This required great endurance, low consumption of gasoline, and ability to move long
distances without a breakdown. It was never intended to be used in direct combat against
heavy tanks such as the Tiger. As such, it was originally armed with a low-velocity 75mm
main gun (above). To deal with the superior German tanks like the Panther, Tiger, and
Tiger II, many Shermans (such as this M4A3E8, below) were ultimately armed with a
higher-velocity 76mm gun or with the much more effective British 17-pounder.
(US Army Signal Corps)

M4 A3 Medium Tank 2

Kursk Tiger
A Tiger advances during Operation Zitadelle in July 1943. After this massive
offensive, Tiger battalions were used almost exclusively in defensive missions,
a role for which they were not designed. (Patton Museum of Cavalry and Armor)

King Tiger with Paras
King Tigers were employed in a few offensive operations in the last six months of the war.
Here, a King Tiger from Heavy Tank Battalion 501 carries forward paratroopers from
Parachute Regiment 9 during the Ardennes Offensive. This picture was reportedly taken
just south of Ligneuville, Belgium on 18 December 1944. (Patton Museum of Cavalry and Armor)

JS 122 3
The JS-2 was armed with a 122mm gun derived from the A-19 field gun. These vehicles
were issued to special Guards heavy tank regiments whose role was to assist in breaking
through German defenses. The JS-2's thicker frontal armor protected it against Tiger I
fire at ranges over 1,500 meters while the Tiger I was still vulnerable to the JS-2's fire.
Against the Tiger II, there was no clear advantage to either tank. (Patton Museum of Cavalry and Armor)

Ninety /"Porsche Tiger" hulls were converted to heavy tank destroyers armed with the
88mm L/71 main gun.
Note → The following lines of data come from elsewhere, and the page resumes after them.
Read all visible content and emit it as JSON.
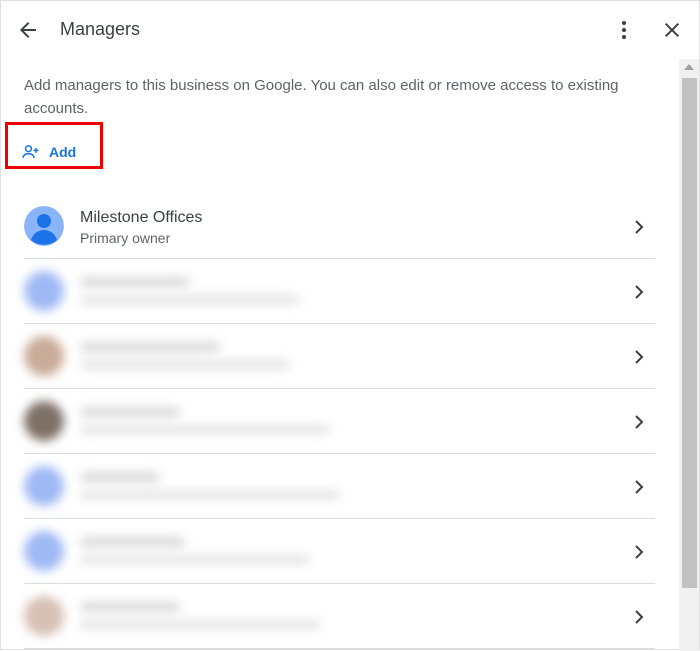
{
  "header": {
    "title": "Managers",
    "icons": {
      "back": "arrow-back-icon",
      "more": "more-vert-icon",
      "close": "close-icon"
    }
  },
  "description": "Add managers to this business on Google. You can also edit or remove access to existing accounts.",
  "add_button": {
    "label": "Add",
    "icon": "person-add-icon",
    "highlight_color": "#ee0000"
  },
  "managers": [
    {
      "name": "Milestone Offices",
      "role": "Primary owner",
      "avatar_color": "#8ab4f8",
      "blurred": false
    },
    {
      "name": "",
      "role": "",
      "avatar_color": "#9fb9f5",
      "blurred": true
    },
    {
      "name": "",
      "role": "",
      "avatar_color": "#c9ab97",
      "blurred": true
    },
    {
      "name": "",
      "role": "",
      "avatar_color": "#7d7067",
      "blurred": true
    },
    {
      "name": "",
      "role": "",
      "avatar_color": "#9fb9f5",
      "blurred": true
    },
    {
      "name": "",
      "role": "",
      "avatar_color": "#9fb9f5",
      "blurred": true
    },
    {
      "name": "",
      "role": "",
      "avatar_color": "#d8c0b4",
      "blurred": true
    }
  ],
  "colors": {
    "accent": "#1a73e8",
    "text": "#3c4043",
    "secondary": "#5f6368",
    "divider": "#dadce0"
  }
}
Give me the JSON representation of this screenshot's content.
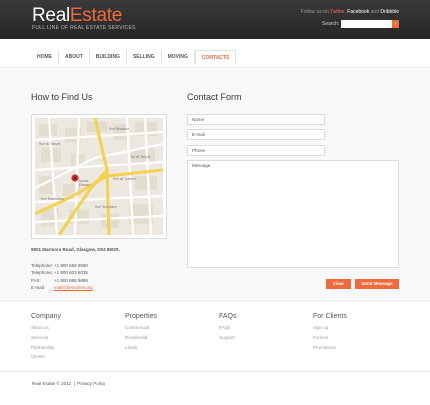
{
  "header": {
    "logo_part1": "Real",
    "logo_part2": "Estate",
    "tagline": "FULL LINE OF REAL ESTATE SERVICES",
    "follow_prefix": "Follow us on",
    "follow_twitter": "Twitter",
    "follow_sep1": ",",
    "follow_facebook": "Facebook",
    "follow_and": "and",
    "follow_dribbble": "Dribbble",
    "search_label": "Search:",
    "search_value": "",
    "search_button": "›"
  },
  "nav": {
    "items": [
      "HOME",
      "ABOUT",
      "BUILDING",
      "SELLING",
      "MOVING",
      "CONTACTS"
    ],
    "active": "CONTACTS"
  },
  "find_us": {
    "title": "How to Find Us",
    "address": "8901 Marmora Road, Glasgow, D04 89GR.",
    "telephone_label": "Telephone:",
    "telephone": "+1 800 559 6580",
    "telephone2_label": "Telephone:",
    "telephone2": "+1 800 603 6035",
    "fax_label": "FAX:",
    "fax": "+1 800 889 9898",
    "email_label": "E-mail:",
    "email": "mail@demolink.org"
  },
  "contact_form": {
    "title": "Contact Form",
    "name_placeholder": "Name",
    "email_placeholder": "E-mail",
    "phone_placeholder": "Phone",
    "message_placeholder": "Message",
    "clear_label": "Clear",
    "send_label": "Send Message"
  },
  "footer": {
    "columns": [
      {
        "title": "Company",
        "items": [
          "About us",
          "Services",
          "Partnership",
          "Clients"
        ]
      },
      {
        "title": "Properties",
        "items": [
          "Commercial",
          "Residential",
          "Lands"
        ]
      },
      {
        "title": "FAQs",
        "items": [
          "FAQs",
          "Support"
        ]
      },
      {
        "title": "For Clients",
        "items": [
          "Sign up",
          "Forums",
          "Promotions"
        ]
      }
    ],
    "copyright": "Real Estate © 2012",
    "privacy": "Privacy Policy"
  },
  "colors": {
    "accent": "#f06a3c",
    "header_bg": "#2c2c2c",
    "body_bg": "#f8f8f8"
  }
}
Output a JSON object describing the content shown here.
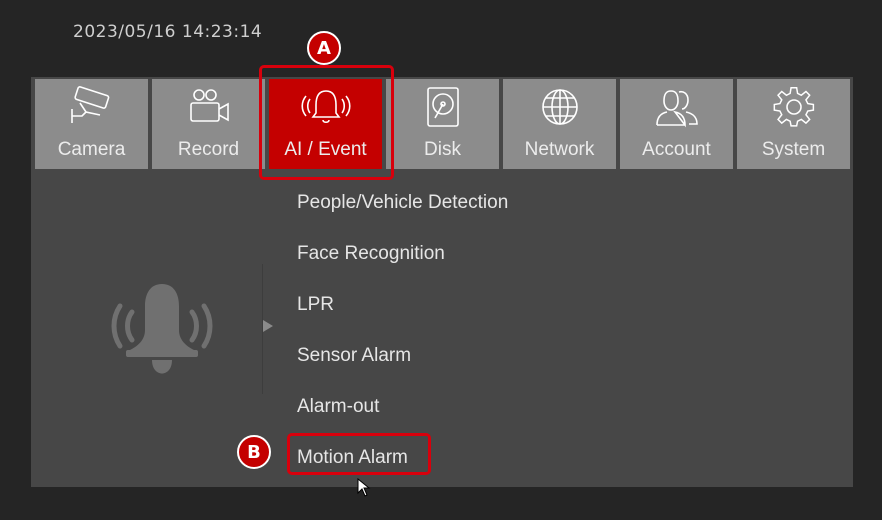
{
  "header": {
    "datetime": "2023/05/16 14:23:14"
  },
  "tabs": [
    {
      "label": "Camera",
      "icon": "cctv-camera-icon"
    },
    {
      "label": "Record",
      "icon": "video-camera-icon"
    },
    {
      "label": "AI / Event",
      "icon": "alarm-bell-icon",
      "active": true
    },
    {
      "label": "Disk",
      "icon": "hard-disk-icon"
    },
    {
      "label": "Network",
      "icon": "globe-icon"
    },
    {
      "label": "Account",
      "icon": "users-icon"
    },
    {
      "label": "System",
      "icon": "gear-icon"
    }
  ],
  "submenu": {
    "items": [
      {
        "label": "People/Vehicle Detection"
      },
      {
        "label": "Face Recognition"
      },
      {
        "label": "LPR"
      },
      {
        "label": "Sensor Alarm"
      },
      {
        "label": "Alarm-out"
      },
      {
        "label": "Motion Alarm",
        "highlighted": true
      }
    ]
  },
  "annotations": {
    "a": "A",
    "b": "B"
  },
  "colors": {
    "accent": "#c40000",
    "tab_bg": "#8c8c8c",
    "panel_bg": "#474747",
    "page_bg": "#252525"
  }
}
These were issued to Heavy Tank Destroyer Battalions 653 and 654,
which first saw action in the battle of Kursk in July 1943. (Patton Museum of Cavalry and Armor)

Strengths and Flaws of Tiger Tank Battalions in World War II
by Christopher Wilbeck
  • Prologue by Tiger Ace Otto Carius
  • Epilogue by Tiger Killers Viktor Iskrov and Ray Holt
  • 35 original maps
  • 42 photos
  • 272 pages; extensive chapter end notes
  • Soft Cover, 6" x 9" format
  • ISBN 10: 0-9717650-2-2
  • ISBN 13: 978-0-9717650-2-3

$19.95 Retail
+ shipping (see How to Order)

© Aegis Consulting Group, Inc. 2004 All Rights Reserved